Holloway Hall - West Virginia Wesleyan College
Built in 1963, the same year as the Benedum Campus Community Center opened, this dormatory was named for Bishop Fred Garrigus Holloway.
Backstory and Context
A dormitory for female students, this building also has a suite of rooms in the basement which are the homes for sororities.
The churches in the area of West Virginia were part of the Baltimore Conference for a long time. Then part of the Western Pennsylvania Conference. In 1960, West Virginia became its own conference! Bishop Holloway was the first Bishop of this Conference.
The New York Times Archives wrote an obituary of Bishop Holloway when he died in 1988.
Bishop Fred G. Holloway, the first bishop of the West Virginia Area of the Methodist Church, died here Wednesday after a long illness. He was 90 years old.
The Methodist churches in West Virginia, most of which were in rural areas, were under the jurisdiction of Pittsburgh until 1960 when the national church voted to make West Virginia a separate area. There were 200,000 Methodists in the state when Mr. Holloway was named bishop.
In February 1965, Mr. Holloway announced that the 1,600 white Methodist churches and the 25 Negro Methodist churches in West Virginia would be united under a common administration. West Virginia was one of the first states to make the plans public to combine the two groups.

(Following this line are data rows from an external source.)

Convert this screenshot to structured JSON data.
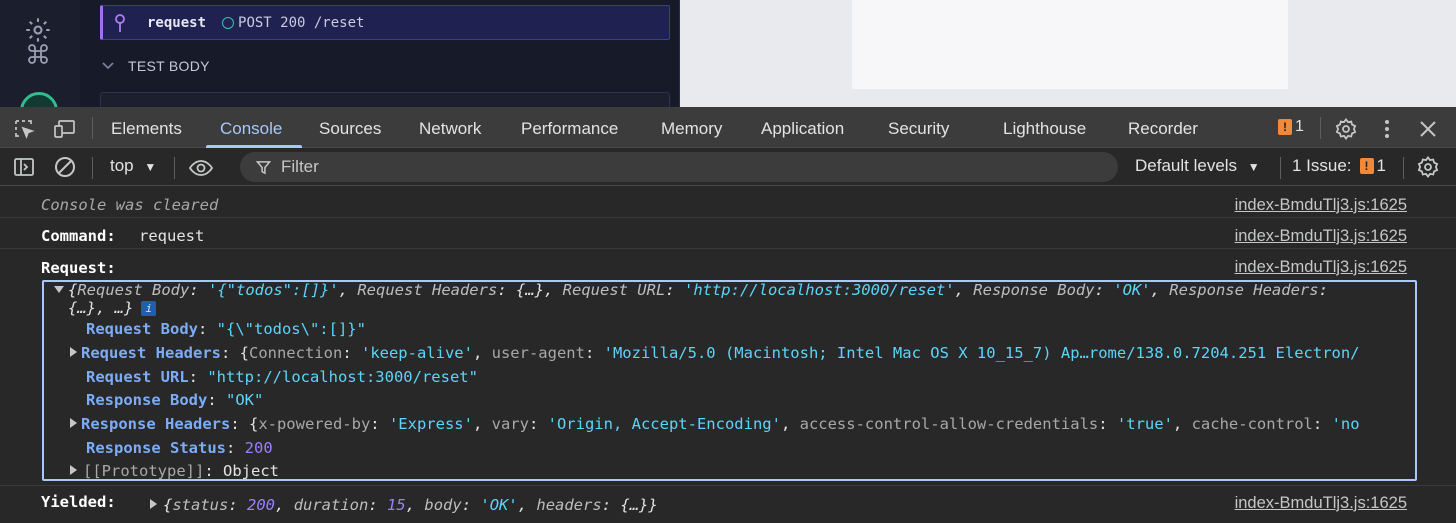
{
  "runner": {
    "command_name": "request",
    "command_message": "POST 200 /reset",
    "section_label": "TEST BODY"
  },
  "devtools": {
    "tabs": [
      "Elements",
      "Console",
      "Sources",
      "Network",
      "Performance",
      "Memory",
      "Application",
      "Security",
      "Lighthouse",
      "Recorder"
    ],
    "active_tab": "Console",
    "issue_count": "1",
    "context": "top",
    "filter_placeholder": "Filter",
    "levels": "Default levels",
    "issues_label": "1 Issue:",
    "issues_count": "1"
  },
  "console": {
    "source": "index-BmduTlj3.js:1625",
    "cleared": "Console was cleared",
    "command_label": "Command:",
    "command_value": "request",
    "request_label": "Request:",
    "yielded_label": "Yielded:",
    "summary_line1": {
      "k1": "Request Body",
      "v1": "'{\"todos\":[]}'",
      "k2": "Request Headers",
      "v2": "{…}",
      "k3": "Request URL",
      "v3": "'http://localhost:3000/reset'",
      "k4": "Response Body",
      "v4": "'OK'",
      "k5": "Response Headers"
    },
    "summary_line2": "{…}, …}",
    "info_badge": "i",
    "request_body_key": "Request Body",
    "request_body_val": "\"{\\\"todos\\\":[]}\"",
    "request_headers_key": "Request Headers",
    "rh_connection_key": "Connection",
    "rh_connection_val": "'keep-alive'",
    "rh_ua_key": "user-agent",
    "rh_ua_val": "'Mozilla/5.0 (Macintosh; Intel Mac OS X 10_15_7) Ap…rome/138.0.7204.251 Electron/",
    "request_url_key": "Request URL",
    "request_url_val": "\"http://localhost:3000/reset\"",
    "response_body_key": "Response Body",
    "response_body_val": "\"OK\"",
    "response_headers_key": "Response Headers",
    "xh_pb_key": "x-powered-by",
    "xh_pb_val": "'Express'",
    "xh_vary_key": "vary",
    "xh_vary_val": "'Origin, Accept-Encoding'",
    "xh_acac_key": "access-control-allow-credentials",
    "xh_acac_val": "'true'",
    "xh_cc_key": "cache-control",
    "xh_cc_val": "'no",
    "response_status_key": "Response Status",
    "response_status_val": "200",
    "prototype_key": "[[Prototype]]",
    "prototype_val": "Object",
    "yield_status_key": "status",
    "yield_status_val": "200",
    "yield_duration_key": "duration",
    "yield_duration_val": "15",
    "yield_body_key": "body",
    "yield_body_val": "'OK'",
    "yield_headers_key": "headers",
    "yield_headers_val": "{…}"
  }
}
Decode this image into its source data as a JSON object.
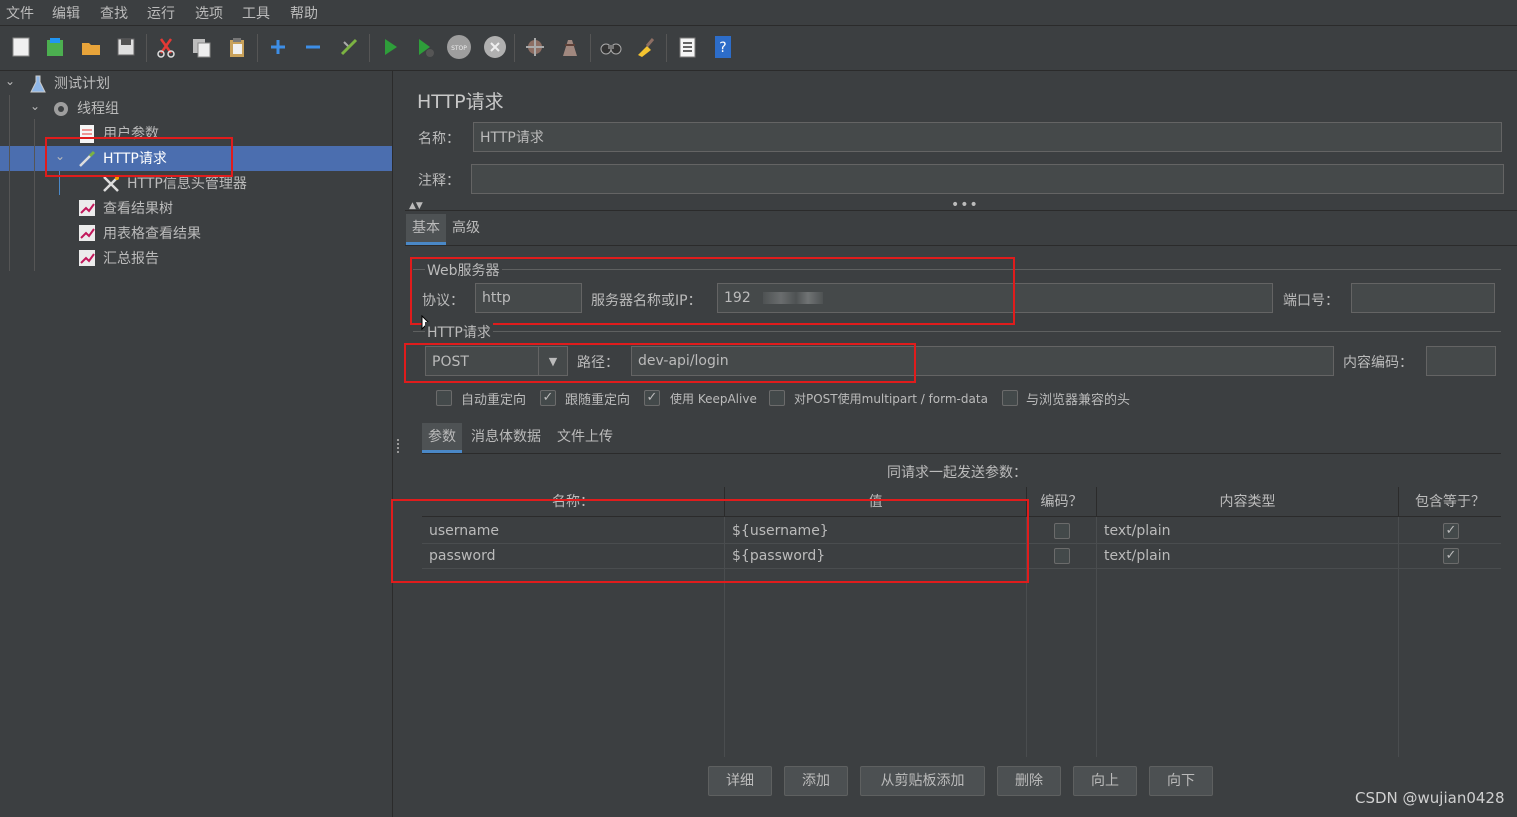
{
  "menu": [
    "文件",
    "编辑",
    "查找",
    "运行",
    "选项",
    "工具",
    "帮助"
  ],
  "tree": {
    "items": [
      {
        "label": "测试计划"
      },
      {
        "label": "线程组"
      },
      {
        "label": "用户参数"
      },
      {
        "label": "HTTP请求"
      },
      {
        "label": "HTTP信息头管理器"
      },
      {
        "label": "查看结果树"
      },
      {
        "label": "用表格查看结果"
      },
      {
        "label": "汇总报告"
      }
    ]
  },
  "panel": {
    "title": "HTTP请求",
    "name_label": "名称：",
    "name_value": "HTTP请求",
    "comment_label": "注释：",
    "comment_value": "",
    "tabs": [
      "基本",
      "高级"
    ],
    "web_server": {
      "legend": "Web服务器",
      "protocol_label": "协议：",
      "protocol_value": "http",
      "server_label": "服务器名称或IP：",
      "server_value": "192",
      "port_label": "端口号：",
      "port_value": ""
    },
    "http_request": {
      "legend": "HTTP请求",
      "method": "POST",
      "path_label": "路径：",
      "path_value": "dev-api/login",
      "encoding_label": "内容编码：",
      "encoding_value": ""
    },
    "options": [
      {
        "label": "自动重定向",
        "checked": false
      },
      {
        "label": "跟随重定向",
        "checked": true
      },
      {
        "label": "使用 KeepAlive",
        "checked": true
      },
      {
        "label": "对POST使用multipart / form-data",
        "checked": false
      },
      {
        "label": "与浏览器兼容的头",
        "checked": false
      }
    ],
    "sub_tabs": [
      "参数",
      "消息体数据",
      "文件上传"
    ],
    "params_caption": "同请求一起发送参数：",
    "table": {
      "headers": [
        "名称：",
        "值",
        "编码？",
        "内容类型",
        "包含等于？"
      ],
      "rows": [
        {
          "name": "username",
          "value": "${username}",
          "encode": false,
          "content_type": "text/plain",
          "include_equals": true
        },
        {
          "name": "password",
          "value": "${password}",
          "encode": false,
          "content_type": "text/plain",
          "include_equals": true
        }
      ]
    },
    "buttons": [
      "详细",
      "添加",
      "从剪贴板添加",
      "删除",
      "向上",
      "向下"
    ]
  },
  "watermark": "CSDN @wujian0428",
  "colors": {
    "background": "#3c3f41",
    "selection": "#4b6eaf",
    "highlight_box": "#e01c1c"
  }
}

Mr. Holloway also served as president of Western Maryland College from 1935 to 1947 and president of Drew University from 1947 to 1960.
"Bishop Fred Holloway of Methodist Church." New York TimesJune 05, 1988.
McGrew, Paula L.. Bishop Fred Garrigus Hollowayhttps://dreamersandgiants.com/bio-holloway-bishop-fred-garrigus/. DreamersAndGiants.com.
Miller, Brett T.. Our Home Among the Hills, West Virginia Wesleyan College's First 125 Years. Buckhannon, WV. West Virginia Wesleyan College, 2016.
Plummer, Kenneth M. A History of West Virginia Wesleyan College 1890-1965. Buckhannon, West Virginia. West Virginia Wesleyan College Press, 1965.